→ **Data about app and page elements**

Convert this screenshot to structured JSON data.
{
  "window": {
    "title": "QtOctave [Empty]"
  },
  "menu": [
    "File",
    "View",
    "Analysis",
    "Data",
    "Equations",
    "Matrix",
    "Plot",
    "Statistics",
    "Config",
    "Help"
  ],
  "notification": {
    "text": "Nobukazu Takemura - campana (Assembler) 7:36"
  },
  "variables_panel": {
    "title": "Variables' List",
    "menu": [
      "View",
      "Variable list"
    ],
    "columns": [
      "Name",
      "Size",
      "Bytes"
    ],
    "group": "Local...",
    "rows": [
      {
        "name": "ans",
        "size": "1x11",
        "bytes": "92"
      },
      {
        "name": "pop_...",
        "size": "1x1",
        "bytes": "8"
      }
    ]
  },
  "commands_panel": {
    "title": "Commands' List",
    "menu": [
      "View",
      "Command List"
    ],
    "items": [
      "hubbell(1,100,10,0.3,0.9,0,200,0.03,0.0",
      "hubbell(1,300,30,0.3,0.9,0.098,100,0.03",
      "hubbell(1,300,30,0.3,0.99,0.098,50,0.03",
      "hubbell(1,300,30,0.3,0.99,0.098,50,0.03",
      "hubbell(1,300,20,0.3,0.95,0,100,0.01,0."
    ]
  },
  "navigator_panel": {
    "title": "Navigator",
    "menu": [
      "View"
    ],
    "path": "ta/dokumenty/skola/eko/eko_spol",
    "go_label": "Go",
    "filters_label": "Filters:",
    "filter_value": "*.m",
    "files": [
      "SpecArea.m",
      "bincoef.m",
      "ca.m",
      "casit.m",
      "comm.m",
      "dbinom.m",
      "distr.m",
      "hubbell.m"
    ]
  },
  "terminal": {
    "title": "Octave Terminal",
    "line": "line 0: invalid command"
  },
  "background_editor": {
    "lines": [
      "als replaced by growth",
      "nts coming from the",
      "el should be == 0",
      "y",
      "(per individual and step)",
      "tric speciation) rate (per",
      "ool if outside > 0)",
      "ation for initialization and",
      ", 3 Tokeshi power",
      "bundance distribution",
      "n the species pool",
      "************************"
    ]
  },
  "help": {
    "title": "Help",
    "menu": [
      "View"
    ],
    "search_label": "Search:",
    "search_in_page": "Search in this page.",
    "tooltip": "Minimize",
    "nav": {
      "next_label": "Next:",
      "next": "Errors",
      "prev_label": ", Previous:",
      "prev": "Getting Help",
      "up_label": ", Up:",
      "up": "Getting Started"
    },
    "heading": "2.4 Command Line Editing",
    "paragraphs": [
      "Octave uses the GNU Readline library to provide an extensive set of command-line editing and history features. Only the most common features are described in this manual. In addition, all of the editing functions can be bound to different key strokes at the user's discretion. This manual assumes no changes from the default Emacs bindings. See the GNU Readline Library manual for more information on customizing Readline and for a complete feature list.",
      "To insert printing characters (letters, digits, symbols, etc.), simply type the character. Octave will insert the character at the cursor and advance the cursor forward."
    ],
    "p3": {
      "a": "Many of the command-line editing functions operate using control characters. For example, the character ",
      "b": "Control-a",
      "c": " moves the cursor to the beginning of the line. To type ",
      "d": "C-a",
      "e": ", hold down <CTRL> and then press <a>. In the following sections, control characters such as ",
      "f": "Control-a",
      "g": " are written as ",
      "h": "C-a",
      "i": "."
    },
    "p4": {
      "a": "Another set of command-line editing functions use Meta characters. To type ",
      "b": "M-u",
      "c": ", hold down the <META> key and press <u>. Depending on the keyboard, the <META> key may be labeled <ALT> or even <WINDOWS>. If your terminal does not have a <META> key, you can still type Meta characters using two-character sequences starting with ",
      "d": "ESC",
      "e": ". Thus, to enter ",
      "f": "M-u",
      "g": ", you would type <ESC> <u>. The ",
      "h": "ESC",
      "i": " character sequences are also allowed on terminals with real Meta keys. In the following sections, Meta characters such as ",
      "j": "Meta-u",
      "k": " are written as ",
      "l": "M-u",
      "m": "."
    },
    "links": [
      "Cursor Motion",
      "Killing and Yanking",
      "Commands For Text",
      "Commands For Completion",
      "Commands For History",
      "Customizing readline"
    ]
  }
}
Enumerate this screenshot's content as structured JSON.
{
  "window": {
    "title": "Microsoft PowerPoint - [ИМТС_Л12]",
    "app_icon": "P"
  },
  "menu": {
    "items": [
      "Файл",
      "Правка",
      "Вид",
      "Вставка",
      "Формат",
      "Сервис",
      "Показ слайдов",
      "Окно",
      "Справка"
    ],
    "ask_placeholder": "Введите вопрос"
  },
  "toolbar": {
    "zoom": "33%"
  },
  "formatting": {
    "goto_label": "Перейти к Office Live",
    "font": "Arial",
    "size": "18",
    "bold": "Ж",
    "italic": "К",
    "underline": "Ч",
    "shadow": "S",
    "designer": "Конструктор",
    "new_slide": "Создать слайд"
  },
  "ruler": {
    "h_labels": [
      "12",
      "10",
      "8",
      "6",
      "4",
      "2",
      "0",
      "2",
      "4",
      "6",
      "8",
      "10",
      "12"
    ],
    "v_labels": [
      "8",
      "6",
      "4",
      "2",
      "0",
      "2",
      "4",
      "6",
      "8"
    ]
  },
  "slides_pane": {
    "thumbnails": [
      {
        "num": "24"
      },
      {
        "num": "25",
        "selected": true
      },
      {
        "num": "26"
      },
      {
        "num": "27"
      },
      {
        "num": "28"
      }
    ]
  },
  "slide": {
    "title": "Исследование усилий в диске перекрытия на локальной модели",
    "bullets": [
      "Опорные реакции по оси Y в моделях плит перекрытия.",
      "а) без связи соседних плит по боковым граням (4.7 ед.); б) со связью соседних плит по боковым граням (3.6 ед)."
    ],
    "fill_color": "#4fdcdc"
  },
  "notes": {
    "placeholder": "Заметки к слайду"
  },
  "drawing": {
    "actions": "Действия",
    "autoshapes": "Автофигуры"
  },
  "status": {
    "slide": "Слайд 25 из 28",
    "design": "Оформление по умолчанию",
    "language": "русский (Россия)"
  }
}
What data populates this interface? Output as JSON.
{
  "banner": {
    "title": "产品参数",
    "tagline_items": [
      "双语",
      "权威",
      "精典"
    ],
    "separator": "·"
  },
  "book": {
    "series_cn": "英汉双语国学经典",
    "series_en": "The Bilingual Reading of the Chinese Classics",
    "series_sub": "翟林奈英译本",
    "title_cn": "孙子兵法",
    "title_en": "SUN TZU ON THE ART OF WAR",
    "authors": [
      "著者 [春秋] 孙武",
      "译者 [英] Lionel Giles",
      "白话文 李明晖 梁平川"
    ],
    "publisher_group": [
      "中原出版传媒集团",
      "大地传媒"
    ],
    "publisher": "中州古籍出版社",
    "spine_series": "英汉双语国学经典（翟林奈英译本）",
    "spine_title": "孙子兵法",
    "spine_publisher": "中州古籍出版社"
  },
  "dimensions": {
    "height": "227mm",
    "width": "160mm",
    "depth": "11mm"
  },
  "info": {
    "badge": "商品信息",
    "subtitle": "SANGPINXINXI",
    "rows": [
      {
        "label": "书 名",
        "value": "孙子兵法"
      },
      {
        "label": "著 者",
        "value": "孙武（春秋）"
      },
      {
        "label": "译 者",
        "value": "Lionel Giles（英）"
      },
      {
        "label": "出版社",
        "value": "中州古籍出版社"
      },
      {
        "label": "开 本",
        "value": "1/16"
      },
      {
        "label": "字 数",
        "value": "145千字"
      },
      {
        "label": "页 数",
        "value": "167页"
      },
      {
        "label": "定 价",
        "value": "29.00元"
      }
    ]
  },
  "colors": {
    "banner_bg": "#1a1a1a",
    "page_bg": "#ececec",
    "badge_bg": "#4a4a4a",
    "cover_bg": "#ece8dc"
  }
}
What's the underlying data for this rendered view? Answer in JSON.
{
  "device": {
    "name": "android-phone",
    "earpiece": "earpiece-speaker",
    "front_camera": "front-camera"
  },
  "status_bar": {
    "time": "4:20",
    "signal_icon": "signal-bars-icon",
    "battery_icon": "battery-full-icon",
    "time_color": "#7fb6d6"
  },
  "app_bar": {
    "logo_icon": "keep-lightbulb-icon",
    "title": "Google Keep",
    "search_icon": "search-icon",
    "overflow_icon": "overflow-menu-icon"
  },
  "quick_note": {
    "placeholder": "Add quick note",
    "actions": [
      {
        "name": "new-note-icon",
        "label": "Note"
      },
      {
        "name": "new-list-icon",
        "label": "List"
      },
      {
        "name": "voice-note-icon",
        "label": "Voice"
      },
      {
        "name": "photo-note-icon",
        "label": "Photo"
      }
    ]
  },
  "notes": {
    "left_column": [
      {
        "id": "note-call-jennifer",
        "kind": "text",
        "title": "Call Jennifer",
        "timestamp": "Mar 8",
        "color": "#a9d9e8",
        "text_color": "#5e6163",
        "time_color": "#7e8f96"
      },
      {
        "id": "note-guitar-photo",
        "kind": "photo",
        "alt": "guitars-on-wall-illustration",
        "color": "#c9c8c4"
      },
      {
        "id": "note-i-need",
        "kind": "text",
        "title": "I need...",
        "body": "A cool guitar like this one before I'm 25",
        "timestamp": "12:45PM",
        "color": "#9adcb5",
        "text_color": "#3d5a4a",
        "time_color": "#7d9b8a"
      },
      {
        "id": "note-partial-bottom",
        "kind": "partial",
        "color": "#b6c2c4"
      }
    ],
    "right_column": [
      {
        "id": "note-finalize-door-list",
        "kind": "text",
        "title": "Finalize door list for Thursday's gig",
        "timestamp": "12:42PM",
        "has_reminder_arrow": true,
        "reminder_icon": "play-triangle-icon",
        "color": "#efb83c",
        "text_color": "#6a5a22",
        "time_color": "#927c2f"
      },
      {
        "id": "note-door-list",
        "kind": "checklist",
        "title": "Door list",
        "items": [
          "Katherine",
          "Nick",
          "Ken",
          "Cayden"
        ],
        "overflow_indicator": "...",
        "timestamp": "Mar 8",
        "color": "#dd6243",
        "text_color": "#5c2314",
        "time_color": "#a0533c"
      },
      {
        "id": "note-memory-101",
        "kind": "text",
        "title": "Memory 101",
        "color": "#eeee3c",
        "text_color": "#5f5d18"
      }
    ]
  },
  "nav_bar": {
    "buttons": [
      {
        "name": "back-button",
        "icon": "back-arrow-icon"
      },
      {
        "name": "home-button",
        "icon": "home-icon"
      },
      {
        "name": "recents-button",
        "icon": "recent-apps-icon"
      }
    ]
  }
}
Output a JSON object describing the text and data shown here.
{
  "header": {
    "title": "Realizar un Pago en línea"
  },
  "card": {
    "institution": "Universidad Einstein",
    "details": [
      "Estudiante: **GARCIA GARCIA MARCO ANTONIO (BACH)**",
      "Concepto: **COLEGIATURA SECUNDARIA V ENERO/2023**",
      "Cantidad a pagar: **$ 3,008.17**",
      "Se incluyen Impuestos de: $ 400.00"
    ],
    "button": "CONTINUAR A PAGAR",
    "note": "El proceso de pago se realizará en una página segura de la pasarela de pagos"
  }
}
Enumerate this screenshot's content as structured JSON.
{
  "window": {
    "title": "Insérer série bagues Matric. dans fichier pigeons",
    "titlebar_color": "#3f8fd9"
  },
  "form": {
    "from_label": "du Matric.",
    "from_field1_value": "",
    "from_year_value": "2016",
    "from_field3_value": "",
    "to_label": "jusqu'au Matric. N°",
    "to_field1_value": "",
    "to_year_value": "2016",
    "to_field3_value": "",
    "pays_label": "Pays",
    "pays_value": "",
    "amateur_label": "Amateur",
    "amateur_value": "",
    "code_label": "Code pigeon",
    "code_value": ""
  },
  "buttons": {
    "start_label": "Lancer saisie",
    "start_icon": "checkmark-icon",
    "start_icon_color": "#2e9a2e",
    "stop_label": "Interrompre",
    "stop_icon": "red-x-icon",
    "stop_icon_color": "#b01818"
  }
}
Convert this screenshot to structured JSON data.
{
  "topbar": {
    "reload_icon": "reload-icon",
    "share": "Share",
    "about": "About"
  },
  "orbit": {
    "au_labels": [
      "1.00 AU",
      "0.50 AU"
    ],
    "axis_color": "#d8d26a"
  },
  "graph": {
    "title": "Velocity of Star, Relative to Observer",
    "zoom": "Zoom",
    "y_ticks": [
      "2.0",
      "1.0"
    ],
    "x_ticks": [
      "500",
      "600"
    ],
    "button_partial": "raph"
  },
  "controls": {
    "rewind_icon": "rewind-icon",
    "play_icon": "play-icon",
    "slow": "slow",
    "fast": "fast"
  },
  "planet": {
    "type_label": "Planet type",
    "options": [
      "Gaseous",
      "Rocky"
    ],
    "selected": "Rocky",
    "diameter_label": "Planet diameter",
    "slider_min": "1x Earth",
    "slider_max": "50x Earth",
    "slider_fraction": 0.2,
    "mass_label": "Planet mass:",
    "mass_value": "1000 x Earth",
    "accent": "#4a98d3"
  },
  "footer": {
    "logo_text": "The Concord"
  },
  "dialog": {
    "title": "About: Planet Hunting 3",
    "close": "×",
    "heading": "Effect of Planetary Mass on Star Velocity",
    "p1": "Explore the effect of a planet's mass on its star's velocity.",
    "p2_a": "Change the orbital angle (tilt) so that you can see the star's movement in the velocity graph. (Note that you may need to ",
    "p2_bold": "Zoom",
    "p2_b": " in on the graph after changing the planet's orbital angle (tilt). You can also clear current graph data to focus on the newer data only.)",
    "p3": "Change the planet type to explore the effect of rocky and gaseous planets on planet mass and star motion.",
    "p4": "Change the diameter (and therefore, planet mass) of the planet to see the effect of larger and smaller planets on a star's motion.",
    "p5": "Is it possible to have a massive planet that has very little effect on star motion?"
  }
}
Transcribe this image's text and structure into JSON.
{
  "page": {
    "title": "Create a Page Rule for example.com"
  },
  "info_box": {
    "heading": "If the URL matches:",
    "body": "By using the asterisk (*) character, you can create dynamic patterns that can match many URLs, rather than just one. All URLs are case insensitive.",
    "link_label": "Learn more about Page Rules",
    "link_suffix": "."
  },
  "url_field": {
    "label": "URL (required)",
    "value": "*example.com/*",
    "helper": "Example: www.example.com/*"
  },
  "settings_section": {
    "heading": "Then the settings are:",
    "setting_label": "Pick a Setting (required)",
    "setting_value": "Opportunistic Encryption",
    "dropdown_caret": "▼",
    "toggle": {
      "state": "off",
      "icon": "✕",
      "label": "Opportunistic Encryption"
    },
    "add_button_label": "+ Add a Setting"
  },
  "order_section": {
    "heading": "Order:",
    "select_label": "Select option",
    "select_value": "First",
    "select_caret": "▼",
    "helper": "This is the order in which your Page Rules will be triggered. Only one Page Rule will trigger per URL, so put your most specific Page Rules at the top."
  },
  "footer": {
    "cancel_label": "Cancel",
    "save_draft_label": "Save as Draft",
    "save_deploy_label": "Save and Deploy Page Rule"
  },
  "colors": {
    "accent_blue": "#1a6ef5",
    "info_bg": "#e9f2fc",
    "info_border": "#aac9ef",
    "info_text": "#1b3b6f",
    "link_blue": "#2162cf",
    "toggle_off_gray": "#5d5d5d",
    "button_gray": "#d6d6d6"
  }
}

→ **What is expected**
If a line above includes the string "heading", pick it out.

→ **Exercise answer**
    "heading": "2.4 Command Line Editing",
    "heading": "Effect of Planetary Mass on Star Velocity",
    "heading": "If the URL matches:",
    "heading": "Then the settings are:",
    "heading": "Order:",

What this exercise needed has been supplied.